> [TASK DETAILS]
Say how many lines below hold the word "title"; give the number by itself.

::::::::

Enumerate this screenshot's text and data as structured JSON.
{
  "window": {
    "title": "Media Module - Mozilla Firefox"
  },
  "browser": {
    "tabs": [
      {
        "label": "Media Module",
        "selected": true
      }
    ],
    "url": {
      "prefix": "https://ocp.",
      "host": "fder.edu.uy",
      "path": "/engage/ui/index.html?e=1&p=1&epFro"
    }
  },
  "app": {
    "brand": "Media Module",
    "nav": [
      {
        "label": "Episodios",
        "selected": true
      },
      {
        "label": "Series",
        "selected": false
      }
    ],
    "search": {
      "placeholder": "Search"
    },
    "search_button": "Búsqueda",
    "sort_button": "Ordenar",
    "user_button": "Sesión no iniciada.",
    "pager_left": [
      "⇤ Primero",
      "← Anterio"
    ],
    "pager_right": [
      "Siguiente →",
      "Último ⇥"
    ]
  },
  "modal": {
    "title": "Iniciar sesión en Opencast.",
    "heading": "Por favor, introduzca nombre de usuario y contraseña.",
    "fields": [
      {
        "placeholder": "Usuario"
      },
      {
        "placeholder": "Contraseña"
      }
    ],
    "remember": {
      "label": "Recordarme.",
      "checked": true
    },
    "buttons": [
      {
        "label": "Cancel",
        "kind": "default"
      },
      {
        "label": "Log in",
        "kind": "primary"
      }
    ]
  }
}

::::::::

> [SOLUTION FOR THIS PROBLEM]
2